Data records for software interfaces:
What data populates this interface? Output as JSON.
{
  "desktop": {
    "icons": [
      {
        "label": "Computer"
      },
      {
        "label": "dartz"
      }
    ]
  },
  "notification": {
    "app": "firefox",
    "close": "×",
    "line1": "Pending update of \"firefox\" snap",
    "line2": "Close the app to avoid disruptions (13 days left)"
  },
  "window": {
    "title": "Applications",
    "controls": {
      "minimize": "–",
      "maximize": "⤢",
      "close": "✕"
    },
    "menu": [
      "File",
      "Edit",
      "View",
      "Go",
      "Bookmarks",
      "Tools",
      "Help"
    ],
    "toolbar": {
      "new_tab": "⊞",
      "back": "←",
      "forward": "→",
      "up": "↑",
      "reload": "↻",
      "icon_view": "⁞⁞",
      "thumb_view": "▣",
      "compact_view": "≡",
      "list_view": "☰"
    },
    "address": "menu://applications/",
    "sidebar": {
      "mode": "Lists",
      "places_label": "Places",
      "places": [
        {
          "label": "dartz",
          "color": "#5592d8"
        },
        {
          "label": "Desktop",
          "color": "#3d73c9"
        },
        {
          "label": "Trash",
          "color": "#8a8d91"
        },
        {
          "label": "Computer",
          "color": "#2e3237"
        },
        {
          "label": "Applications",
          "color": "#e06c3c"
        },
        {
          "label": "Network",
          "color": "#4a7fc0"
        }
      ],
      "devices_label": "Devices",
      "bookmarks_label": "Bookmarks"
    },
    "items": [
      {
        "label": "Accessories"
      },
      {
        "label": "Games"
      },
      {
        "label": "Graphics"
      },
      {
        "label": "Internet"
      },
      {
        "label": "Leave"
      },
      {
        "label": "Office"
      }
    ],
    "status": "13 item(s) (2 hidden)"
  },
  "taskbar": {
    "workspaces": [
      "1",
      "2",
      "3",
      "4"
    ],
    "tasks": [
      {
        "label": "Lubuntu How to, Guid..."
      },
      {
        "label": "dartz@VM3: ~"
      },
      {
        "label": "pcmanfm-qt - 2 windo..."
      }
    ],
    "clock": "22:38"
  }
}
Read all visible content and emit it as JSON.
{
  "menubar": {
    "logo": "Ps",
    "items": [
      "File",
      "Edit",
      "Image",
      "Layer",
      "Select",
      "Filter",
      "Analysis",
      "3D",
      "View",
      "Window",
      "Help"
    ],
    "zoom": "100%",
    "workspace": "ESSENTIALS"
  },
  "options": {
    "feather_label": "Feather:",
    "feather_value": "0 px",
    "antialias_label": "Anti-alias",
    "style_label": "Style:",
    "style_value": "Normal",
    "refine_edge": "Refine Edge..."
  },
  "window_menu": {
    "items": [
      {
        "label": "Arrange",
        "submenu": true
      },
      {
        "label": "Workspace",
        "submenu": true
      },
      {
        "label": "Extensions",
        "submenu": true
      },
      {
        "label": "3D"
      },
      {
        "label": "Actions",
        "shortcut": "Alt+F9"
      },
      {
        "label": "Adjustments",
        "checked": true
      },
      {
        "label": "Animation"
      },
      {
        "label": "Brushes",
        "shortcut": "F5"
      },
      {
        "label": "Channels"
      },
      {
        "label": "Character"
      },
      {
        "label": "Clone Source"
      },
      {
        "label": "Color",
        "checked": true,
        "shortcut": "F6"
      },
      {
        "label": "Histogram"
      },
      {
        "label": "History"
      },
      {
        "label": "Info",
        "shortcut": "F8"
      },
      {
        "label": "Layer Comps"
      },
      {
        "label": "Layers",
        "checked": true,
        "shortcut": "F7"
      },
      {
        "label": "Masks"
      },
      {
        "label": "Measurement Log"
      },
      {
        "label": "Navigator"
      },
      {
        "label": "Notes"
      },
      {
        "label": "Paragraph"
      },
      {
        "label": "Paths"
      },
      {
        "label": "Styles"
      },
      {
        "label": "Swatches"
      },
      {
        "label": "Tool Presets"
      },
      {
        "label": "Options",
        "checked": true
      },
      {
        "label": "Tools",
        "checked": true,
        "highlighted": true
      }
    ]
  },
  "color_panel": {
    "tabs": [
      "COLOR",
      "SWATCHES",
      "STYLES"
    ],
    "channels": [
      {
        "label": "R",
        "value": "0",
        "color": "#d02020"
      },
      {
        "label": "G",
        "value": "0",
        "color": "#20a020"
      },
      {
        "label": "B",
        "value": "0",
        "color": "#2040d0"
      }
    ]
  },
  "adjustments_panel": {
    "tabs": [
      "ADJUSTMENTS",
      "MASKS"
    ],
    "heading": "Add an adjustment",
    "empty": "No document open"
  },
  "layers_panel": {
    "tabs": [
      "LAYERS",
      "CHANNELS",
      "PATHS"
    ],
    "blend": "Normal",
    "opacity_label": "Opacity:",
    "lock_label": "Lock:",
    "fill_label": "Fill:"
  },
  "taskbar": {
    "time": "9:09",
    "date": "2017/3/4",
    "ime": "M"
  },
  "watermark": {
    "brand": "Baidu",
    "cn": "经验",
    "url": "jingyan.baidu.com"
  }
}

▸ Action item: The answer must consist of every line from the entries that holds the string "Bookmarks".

▸ Finished exercise:
      "Bookmarks",
      "bookmarks_label": "Bookmarks"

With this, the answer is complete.